Task prompt: When you find the word "placeholder" in a line of the entries, please copy the whole line.
Provided information Start Marker
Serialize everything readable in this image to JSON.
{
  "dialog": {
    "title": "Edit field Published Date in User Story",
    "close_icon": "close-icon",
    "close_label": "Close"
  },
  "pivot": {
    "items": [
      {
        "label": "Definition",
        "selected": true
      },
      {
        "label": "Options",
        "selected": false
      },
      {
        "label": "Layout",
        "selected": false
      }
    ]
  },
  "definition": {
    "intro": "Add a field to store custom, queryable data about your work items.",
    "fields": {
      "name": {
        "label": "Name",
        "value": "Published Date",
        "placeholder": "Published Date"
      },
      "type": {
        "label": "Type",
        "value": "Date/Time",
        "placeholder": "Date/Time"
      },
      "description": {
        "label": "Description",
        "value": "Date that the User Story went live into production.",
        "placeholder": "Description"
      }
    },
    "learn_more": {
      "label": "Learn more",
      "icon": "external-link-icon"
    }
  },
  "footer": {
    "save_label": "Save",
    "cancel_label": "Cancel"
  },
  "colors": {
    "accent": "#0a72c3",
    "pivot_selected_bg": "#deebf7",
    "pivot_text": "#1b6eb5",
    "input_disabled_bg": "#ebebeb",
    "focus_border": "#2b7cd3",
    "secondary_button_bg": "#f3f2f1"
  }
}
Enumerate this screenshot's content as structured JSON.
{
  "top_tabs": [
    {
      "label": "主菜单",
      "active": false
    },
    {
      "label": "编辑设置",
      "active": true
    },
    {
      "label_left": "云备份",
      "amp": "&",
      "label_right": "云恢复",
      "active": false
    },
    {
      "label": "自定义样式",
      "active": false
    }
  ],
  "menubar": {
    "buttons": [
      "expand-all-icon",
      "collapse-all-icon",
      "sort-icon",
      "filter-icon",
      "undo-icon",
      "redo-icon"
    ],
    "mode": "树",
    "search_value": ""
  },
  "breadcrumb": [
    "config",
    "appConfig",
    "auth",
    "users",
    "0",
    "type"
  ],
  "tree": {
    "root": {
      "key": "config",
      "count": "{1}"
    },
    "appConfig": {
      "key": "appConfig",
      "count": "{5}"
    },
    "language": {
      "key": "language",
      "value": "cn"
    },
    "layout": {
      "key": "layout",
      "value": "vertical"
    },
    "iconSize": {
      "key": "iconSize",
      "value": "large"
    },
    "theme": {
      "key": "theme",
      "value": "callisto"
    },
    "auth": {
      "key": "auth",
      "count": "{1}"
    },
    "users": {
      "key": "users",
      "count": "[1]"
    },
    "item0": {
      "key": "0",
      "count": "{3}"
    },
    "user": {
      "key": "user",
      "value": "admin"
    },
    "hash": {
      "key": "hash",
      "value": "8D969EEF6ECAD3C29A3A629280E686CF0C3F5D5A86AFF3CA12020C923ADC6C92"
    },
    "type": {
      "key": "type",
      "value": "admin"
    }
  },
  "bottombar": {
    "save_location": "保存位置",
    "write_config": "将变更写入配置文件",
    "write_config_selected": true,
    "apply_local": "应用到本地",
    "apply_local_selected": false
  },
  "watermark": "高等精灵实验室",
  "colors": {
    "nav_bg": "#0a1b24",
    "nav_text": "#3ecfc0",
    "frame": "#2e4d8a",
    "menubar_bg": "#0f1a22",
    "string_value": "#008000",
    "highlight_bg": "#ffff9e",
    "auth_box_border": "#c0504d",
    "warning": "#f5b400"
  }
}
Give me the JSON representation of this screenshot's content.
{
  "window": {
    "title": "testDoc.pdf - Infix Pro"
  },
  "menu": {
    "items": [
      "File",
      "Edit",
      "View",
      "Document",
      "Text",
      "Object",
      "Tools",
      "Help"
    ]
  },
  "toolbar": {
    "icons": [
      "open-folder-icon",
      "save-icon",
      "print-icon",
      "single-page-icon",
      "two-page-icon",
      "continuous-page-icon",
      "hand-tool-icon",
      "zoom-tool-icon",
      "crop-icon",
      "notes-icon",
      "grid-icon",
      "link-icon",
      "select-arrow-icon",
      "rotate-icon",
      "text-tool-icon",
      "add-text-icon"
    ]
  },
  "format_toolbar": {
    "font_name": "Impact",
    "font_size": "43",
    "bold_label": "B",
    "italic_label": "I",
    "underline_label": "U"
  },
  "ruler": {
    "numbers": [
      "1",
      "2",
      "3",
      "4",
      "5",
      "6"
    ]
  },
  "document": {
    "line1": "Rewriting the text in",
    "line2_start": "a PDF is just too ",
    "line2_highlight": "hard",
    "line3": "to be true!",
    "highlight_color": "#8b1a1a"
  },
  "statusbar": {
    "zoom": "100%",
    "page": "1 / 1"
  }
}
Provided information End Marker
Reply to the task:
        "placeholder": "Published Date"
        "placeholder": "Date/Time"
        "placeholder": "Description"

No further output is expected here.